This final phrase expresses the results of actively participating in the sanctification process. The result is that Christians would be “perfect” and “complete,” which is another way of saying “lacking in nothing.” Does this mean we can be perfect in this life? No, but this fact does not diminish God’s high calling on our lives. We are to pursue holiness in this life, not to become saved, but because we are saved.
God has made us perfect in Christ, and yet we still live imperfect lives. But our inability to act perfectly should not diminish our need to seek personal holiness wholeheartedly. God is holy. We want to be like him. Therefore, we run after holiness as hard as we can until the day we finally meet him.
James assumes that his Christian readers have this goal. He holds out the hope that our trials will produce in us steadfastness, which in turn will make us look more like Jesus. We will be “perfect” and “complete” in the sense that we will be consistently obedient to God’s commands—not perfectly but seeking in every way to conform our lives to be like Christ’s.

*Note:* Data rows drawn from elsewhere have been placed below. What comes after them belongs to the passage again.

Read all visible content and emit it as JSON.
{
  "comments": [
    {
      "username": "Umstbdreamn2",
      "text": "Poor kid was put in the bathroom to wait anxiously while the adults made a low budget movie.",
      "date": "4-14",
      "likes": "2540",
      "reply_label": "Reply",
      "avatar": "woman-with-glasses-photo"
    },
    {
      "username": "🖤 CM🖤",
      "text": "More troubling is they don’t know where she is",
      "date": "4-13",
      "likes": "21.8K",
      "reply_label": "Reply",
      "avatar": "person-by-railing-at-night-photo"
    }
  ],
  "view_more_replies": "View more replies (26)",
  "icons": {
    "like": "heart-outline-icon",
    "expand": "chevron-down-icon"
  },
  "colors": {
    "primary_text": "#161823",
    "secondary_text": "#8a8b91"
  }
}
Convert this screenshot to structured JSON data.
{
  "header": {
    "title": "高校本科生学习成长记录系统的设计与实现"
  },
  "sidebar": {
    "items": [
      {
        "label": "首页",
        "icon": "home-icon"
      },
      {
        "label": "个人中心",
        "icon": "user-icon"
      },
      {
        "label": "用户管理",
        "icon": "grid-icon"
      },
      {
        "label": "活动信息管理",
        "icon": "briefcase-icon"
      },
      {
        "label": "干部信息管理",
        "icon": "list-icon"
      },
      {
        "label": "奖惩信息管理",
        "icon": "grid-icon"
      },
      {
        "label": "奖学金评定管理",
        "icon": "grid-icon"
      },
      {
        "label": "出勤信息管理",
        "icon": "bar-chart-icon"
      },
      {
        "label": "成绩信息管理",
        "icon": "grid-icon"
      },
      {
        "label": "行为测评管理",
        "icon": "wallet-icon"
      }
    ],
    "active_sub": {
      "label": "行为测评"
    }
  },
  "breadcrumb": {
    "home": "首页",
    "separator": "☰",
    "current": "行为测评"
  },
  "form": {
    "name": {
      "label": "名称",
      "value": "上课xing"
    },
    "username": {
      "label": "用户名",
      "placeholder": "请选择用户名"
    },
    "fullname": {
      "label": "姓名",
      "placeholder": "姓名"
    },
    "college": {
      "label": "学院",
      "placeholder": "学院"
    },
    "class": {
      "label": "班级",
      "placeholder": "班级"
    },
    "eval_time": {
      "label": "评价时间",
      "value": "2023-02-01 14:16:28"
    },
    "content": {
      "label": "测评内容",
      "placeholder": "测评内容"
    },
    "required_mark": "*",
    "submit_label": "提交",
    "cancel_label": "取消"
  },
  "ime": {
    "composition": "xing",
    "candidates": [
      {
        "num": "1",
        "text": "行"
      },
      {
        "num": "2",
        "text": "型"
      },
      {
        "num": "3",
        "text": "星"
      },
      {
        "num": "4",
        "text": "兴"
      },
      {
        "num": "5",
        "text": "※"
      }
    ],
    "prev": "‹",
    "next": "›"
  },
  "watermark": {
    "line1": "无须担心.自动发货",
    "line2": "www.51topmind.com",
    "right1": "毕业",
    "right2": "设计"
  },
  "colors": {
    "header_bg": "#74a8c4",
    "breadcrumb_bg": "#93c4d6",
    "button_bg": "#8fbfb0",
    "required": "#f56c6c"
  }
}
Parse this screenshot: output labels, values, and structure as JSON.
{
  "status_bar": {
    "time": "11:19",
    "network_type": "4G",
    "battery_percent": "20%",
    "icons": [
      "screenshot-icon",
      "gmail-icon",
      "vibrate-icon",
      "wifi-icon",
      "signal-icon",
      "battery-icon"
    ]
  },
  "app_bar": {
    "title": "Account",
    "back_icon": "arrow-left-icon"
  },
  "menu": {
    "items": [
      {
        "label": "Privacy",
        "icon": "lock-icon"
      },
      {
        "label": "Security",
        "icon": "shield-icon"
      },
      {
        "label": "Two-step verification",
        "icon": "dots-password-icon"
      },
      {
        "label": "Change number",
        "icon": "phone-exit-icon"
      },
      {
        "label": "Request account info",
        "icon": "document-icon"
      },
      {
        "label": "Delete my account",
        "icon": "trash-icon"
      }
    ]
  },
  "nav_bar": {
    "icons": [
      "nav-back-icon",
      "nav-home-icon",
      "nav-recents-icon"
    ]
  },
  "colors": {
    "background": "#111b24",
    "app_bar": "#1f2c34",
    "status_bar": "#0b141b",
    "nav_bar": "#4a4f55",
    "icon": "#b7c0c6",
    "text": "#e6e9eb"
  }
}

This is the hope of every Christian. And it can be the blessed result of our trials. We can find joy if we are to simply count our trials as joy.
What Does This Mean for Today?
Two immediate applications to our current moment come to mind:
- Rejoice in the hope you have, a hope that extends beyond circumstances: We are certainly in a trial. The effects of COVID-19 are far-reaching and affect you uniquely. Maybe your trial is job loss, or relational difficulty, or the virus itself. Without a hope beyond your circumstances, you would have every reason to despair. Yet, in Jesus, we have a treasure that does not wilt in trial. We can be completely counterintuitive and countercultural when we look at our circumstances and say, “Praise God for COVID-19.”
- Take this time to reformulate your goal in life: If you were honest with yourself before COVID-19, what would you say was your goal in life? Comfort, ease, or maybe a little appreciation from others? You can’t very well find joy in those fleeting things. How about personal holiness for the sake of God’s glory? Our current moment provides us an opportunity to reflect on what we really value. Because the reason God gives us for choosing joy in trial is not the promise of things getting better again. Instead, he promises us the ability to endure more trial and the resultant sanctification. Does this thought bring you joy? Maybe it’s time to “let steadfastness have its full effect.”